The GCI Scientific Program Reports are a series of publications describing the results of selected research projects. Unlike the Research in Conservation series, these are final reports, essentially unabridged and frequently containing most, if not all, of the original data. This spring we offer four new volumes available from the J. Paul Getty Trust Publications Distribution Center.

Principles of Experimental Design for Art Conservation Research, by Terry J. Reedy and Chandra L. Reedy, covers both practical and statistical aspects of experimental design, as well as laboratory experiments on art materials and clinical experiments with art objects. The material should be useful to working conservators and conservation scientists. (114 p., $10)

View this publication online as a PDF.

Protection of Works of Art from Soiling Due to Airborne Particulates by William W. Nazaroff, Mary P. Ligocki, Lynn G. Salmon, Glen R. Cass, Theresa Fall, Michael C. Jones, Harvey I. H. Liu, and Timothy Ma; seeks to understand the rates and fates of airborne particles as they enter the museum environment. Strategies are designed to mitigate soiling, based on data taken from detailed studies of five Southern California museums. (341 p., $15)

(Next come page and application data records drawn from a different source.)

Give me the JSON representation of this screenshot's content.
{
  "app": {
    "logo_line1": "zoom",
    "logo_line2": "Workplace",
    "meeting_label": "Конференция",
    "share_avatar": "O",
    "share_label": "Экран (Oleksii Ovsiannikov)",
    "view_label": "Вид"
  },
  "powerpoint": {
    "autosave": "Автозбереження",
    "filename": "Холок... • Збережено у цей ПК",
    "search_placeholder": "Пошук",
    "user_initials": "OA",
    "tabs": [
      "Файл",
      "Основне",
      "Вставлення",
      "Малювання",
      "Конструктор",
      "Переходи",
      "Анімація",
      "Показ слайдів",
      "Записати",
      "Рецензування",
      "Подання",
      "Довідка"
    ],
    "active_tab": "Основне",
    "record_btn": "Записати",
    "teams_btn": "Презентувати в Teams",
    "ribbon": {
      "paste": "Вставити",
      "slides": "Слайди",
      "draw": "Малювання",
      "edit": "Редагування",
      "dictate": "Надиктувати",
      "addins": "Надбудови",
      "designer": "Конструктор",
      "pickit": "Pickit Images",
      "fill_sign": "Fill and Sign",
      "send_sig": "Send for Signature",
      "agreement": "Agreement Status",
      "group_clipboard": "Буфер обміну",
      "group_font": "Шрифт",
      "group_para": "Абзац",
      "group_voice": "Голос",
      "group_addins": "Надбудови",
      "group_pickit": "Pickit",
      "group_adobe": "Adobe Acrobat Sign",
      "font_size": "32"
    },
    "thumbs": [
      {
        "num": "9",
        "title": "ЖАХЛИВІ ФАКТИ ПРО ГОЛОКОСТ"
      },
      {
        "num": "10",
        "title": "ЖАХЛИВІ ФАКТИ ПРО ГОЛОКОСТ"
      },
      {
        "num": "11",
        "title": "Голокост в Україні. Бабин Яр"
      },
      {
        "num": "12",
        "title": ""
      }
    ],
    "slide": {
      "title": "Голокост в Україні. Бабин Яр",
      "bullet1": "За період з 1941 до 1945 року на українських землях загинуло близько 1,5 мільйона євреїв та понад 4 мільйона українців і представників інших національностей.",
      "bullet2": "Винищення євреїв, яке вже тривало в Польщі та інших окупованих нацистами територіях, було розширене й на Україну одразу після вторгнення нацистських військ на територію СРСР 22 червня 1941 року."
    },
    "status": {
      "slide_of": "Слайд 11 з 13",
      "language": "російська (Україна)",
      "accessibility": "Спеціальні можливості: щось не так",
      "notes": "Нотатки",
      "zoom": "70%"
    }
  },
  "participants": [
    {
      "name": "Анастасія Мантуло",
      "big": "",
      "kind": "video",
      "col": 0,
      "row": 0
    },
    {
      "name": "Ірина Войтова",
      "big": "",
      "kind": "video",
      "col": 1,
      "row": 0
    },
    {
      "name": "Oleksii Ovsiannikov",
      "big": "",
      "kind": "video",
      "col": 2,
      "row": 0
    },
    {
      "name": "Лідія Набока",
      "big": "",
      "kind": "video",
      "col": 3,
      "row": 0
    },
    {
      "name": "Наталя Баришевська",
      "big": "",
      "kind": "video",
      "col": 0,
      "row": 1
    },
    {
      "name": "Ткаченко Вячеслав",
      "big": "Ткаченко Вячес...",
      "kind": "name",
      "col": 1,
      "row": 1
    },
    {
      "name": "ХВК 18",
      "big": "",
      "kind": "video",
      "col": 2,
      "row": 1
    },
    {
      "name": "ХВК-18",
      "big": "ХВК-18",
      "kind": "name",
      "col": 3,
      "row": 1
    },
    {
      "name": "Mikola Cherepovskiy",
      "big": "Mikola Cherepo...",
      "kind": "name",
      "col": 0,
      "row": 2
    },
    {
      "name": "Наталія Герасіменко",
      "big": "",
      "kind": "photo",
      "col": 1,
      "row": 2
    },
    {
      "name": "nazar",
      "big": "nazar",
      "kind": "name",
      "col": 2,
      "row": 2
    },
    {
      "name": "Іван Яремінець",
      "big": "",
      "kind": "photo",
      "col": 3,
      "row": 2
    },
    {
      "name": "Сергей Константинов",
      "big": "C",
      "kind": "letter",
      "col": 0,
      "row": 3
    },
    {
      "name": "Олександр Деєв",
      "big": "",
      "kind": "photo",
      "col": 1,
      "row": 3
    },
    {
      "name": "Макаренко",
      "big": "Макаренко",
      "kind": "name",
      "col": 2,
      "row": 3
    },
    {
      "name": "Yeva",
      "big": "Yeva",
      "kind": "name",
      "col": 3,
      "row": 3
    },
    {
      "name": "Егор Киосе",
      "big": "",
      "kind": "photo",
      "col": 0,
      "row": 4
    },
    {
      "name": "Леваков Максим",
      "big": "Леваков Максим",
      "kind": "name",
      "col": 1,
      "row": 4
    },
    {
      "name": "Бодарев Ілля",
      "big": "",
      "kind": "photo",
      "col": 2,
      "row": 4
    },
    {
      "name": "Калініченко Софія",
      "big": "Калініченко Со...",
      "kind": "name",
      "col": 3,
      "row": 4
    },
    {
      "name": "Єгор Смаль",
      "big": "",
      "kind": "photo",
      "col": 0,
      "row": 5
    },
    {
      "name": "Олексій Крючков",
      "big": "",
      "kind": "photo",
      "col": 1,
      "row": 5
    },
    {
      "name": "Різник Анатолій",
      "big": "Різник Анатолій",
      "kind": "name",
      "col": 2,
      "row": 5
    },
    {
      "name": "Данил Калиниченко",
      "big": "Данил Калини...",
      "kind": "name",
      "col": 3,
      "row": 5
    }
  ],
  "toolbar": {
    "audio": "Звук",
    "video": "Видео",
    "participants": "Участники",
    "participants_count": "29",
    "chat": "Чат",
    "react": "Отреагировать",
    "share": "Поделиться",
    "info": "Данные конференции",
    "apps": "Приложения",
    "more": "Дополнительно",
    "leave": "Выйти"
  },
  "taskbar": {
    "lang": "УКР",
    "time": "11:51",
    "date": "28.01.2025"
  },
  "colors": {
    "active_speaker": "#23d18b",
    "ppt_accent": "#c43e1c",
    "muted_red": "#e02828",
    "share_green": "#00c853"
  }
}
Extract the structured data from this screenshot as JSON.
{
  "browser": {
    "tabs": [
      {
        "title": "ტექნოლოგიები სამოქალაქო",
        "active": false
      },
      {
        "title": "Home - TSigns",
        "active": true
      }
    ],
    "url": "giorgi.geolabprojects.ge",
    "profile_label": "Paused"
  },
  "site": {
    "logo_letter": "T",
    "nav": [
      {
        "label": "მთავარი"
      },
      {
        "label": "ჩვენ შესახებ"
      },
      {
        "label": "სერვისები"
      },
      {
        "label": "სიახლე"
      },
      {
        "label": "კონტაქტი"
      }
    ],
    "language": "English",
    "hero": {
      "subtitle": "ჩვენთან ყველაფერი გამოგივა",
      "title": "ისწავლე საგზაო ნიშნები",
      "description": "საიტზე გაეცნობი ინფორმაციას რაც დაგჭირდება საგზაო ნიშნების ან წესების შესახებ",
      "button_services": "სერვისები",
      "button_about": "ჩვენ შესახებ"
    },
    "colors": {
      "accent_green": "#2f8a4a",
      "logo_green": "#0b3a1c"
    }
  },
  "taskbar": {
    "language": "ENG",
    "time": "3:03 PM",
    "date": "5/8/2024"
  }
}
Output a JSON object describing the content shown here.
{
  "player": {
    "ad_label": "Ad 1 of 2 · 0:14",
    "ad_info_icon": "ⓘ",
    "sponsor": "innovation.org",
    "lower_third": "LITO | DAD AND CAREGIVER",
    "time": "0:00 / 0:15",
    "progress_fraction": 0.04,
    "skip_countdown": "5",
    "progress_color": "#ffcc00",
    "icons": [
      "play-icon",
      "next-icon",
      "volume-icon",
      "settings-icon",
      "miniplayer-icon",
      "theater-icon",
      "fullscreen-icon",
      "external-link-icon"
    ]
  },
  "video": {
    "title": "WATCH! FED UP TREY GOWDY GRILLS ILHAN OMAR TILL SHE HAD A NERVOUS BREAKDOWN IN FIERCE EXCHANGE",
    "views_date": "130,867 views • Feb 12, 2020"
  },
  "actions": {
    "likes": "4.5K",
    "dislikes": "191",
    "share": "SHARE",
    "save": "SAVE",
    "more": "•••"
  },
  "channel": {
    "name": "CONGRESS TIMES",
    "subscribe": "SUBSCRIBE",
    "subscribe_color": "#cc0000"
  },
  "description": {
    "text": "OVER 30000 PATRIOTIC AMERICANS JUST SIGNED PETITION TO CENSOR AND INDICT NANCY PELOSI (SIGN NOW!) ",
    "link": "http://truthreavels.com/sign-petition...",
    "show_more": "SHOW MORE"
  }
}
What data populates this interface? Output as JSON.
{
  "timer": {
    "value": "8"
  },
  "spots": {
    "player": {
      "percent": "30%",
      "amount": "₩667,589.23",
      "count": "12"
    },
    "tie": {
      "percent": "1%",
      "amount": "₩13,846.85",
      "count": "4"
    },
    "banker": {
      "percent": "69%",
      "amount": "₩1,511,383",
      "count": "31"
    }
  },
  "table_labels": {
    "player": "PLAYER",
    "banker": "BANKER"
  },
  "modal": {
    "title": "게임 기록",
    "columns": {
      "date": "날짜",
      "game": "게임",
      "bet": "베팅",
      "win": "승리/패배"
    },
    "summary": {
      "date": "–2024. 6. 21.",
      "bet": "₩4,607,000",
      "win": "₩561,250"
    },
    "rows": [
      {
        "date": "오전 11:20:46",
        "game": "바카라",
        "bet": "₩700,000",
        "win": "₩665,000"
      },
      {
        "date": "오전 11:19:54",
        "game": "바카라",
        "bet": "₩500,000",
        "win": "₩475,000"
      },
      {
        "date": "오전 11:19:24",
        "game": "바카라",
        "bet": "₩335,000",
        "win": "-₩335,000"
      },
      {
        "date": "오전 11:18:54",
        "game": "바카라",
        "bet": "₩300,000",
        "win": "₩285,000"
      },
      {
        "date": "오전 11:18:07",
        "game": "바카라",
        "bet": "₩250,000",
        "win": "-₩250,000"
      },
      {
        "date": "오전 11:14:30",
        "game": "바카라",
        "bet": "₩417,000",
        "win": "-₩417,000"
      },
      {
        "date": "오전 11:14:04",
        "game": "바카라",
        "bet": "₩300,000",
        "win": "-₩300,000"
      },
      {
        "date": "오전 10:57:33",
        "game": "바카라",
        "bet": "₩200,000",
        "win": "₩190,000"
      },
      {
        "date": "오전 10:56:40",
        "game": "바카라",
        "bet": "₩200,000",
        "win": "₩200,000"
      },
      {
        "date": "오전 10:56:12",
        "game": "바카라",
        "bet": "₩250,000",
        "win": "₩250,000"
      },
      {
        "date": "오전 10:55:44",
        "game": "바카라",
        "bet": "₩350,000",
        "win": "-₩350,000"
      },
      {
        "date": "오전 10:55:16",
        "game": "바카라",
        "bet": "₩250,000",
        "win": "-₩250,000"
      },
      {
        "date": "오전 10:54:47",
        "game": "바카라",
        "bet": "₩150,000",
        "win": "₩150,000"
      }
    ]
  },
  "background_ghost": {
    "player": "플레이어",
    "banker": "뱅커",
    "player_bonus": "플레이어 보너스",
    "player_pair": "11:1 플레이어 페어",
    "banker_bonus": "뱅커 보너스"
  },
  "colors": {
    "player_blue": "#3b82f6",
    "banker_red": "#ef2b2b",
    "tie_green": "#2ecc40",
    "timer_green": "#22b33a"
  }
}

The third edition of Research Abstracts, by James R. Druzik, is now available. It is 25% larger than the 1990 version and includes extensive abstracts of every project, report, conference paper, and journal article pertinent to research carried out by the GCI since 1984. (230 p., $10)

To order this publication, go to the Getty Bookstore.

The Feasibility of Using Modified Atmospheres to Control Insect Pests in Museums, by Michael K. Rust and Janice M. Kennedy, is a final report of a study conducted at the University of California at Riverside. In this study, all life stages of ten museum pests were tested for the time to reach 100% mortality in a humidified nitrogen environment. (136 p., $10)

View this publication online as a PDF.

Back issues still available directly from the GCI at $10 each:

Evaluation of Seismic Mitigation Measures for Art Objects
M. S. Agbabian, M.S. Masri, and R.L. Nigbor

Protection of Works of Art from Photochemical Smog
G. R. Cass, J. R. Druzik, D. Grosjean, and W. W. Nazaroff

Energy Conservation and Climate Control in Museums
J. M. Ayres, J.C. Haiad, and H. Lau

Air Pollution in Southern California Museums
M. H. Hisham, W. M. Mohamed, and D. Grosjean

Exposure of Deacidified Paper to Ambient Levels of SO2 and NO2
E. L. Williams and D. Grosjean

Removal of Air Pollutants from Museum Display Cases
S. S. Parmar and D. Grosjean

Assessment of the Susceptibility to Biodeterioration of Selected Polymers and Resins
R. J. Koestler and E. D. Santoro